Given records section start
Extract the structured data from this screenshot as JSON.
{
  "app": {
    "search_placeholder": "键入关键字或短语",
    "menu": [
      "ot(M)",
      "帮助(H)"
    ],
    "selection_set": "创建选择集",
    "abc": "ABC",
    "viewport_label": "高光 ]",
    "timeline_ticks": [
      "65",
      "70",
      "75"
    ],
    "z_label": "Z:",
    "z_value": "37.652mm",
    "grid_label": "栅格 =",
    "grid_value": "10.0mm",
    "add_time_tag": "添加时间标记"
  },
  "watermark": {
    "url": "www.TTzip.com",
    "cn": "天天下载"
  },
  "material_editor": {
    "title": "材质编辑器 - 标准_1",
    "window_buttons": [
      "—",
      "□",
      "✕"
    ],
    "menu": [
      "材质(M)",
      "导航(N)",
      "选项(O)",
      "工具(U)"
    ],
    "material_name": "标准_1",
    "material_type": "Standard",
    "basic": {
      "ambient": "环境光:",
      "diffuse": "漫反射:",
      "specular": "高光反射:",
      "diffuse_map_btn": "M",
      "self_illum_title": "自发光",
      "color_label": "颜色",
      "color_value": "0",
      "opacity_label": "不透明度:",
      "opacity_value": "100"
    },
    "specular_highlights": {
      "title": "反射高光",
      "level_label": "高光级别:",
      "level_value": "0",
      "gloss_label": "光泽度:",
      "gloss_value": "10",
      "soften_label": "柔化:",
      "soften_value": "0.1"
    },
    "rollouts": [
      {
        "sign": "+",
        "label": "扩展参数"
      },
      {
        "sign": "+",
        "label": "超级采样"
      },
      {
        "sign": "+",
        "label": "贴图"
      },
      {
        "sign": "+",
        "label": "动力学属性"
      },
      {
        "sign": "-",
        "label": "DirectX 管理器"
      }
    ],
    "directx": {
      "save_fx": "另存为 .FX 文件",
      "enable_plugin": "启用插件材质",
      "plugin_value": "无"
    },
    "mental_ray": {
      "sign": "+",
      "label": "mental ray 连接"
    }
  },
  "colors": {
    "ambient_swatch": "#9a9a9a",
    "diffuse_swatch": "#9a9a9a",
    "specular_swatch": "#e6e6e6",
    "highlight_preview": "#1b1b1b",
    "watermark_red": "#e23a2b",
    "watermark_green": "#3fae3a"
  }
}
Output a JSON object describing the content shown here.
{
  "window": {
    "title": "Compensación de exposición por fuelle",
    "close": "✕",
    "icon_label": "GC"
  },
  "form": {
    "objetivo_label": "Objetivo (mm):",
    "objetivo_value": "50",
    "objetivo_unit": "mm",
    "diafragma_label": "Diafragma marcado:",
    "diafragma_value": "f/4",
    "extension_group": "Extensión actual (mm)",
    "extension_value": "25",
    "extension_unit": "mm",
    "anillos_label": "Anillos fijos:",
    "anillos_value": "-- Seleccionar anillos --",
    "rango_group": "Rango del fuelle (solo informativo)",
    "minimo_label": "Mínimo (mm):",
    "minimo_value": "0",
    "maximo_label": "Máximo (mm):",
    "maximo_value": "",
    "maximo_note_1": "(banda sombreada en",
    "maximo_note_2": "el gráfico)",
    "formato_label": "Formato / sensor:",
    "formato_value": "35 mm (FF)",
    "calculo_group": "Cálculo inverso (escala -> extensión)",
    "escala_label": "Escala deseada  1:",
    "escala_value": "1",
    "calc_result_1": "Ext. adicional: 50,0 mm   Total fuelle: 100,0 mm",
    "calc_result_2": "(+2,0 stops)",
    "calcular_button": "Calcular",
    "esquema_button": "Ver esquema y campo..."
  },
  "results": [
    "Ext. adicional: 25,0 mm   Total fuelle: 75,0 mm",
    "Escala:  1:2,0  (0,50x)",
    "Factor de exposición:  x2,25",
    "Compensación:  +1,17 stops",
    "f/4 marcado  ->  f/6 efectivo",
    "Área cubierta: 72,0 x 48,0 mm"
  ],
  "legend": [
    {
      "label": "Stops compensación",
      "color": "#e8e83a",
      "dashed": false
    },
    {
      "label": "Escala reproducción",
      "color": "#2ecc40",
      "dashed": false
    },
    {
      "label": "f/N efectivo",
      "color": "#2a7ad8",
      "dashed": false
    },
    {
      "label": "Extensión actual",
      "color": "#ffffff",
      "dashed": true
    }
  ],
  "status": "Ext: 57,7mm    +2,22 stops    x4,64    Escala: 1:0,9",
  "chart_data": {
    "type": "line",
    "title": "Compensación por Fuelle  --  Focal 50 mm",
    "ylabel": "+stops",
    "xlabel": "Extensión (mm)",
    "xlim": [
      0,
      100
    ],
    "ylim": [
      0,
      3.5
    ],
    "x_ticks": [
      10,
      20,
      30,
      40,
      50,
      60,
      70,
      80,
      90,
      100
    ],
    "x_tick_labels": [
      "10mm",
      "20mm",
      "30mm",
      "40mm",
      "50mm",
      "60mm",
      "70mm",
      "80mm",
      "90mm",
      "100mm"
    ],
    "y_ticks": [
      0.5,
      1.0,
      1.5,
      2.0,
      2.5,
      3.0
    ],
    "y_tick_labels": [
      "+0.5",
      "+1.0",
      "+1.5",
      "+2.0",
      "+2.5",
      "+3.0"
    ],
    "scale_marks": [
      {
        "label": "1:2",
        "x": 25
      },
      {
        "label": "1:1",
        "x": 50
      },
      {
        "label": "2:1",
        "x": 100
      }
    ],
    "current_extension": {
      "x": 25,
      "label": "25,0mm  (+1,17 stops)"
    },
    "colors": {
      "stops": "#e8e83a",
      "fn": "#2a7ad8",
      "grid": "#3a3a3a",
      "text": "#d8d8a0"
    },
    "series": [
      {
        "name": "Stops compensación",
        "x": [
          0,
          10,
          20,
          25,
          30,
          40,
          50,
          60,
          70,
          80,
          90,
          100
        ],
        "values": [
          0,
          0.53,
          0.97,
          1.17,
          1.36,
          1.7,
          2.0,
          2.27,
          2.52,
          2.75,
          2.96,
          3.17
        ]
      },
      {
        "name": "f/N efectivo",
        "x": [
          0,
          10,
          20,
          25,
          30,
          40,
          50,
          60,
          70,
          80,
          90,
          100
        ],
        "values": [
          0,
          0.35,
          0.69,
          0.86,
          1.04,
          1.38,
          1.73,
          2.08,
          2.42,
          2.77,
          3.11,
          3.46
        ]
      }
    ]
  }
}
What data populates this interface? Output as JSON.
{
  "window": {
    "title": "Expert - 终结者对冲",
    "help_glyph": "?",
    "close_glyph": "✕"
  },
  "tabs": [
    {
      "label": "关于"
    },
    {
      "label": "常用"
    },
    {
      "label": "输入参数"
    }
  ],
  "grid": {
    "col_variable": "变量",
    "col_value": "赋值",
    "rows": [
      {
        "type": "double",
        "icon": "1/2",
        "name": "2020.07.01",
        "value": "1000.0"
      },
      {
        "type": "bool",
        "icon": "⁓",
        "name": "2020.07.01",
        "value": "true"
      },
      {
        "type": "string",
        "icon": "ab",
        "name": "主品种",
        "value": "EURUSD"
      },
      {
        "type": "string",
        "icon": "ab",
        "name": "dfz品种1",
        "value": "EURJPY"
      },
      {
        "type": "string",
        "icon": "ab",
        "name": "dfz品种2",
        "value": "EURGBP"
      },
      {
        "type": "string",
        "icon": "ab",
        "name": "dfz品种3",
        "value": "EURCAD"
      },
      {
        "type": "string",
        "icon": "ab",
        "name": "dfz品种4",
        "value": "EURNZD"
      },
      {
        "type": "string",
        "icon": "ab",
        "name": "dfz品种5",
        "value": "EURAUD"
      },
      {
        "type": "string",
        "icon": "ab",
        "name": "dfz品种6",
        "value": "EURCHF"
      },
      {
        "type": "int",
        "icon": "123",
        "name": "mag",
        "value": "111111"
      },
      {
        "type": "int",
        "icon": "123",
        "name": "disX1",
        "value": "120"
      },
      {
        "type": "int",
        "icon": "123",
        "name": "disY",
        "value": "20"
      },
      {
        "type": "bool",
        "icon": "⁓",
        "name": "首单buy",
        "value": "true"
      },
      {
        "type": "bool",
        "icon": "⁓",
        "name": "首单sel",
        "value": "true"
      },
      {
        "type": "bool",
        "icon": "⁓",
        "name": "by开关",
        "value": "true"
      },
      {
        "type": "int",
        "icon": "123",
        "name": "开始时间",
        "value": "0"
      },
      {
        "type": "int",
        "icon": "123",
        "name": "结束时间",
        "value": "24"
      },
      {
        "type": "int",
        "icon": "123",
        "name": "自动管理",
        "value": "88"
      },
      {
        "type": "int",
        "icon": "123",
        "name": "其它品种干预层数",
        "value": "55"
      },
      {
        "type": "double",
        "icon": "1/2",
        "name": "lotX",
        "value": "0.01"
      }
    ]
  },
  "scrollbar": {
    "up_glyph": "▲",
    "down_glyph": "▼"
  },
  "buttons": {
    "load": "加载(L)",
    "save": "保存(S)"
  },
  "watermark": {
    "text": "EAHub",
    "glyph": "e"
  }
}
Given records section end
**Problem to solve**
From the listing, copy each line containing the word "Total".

**Result**
    "calc_result_1": "Ext. adicional: 50,0 mm   Total fuelle: 100,0 mm",
    "Ext. adicional: 25,0 mm   Total fuelle: 75,0 mm",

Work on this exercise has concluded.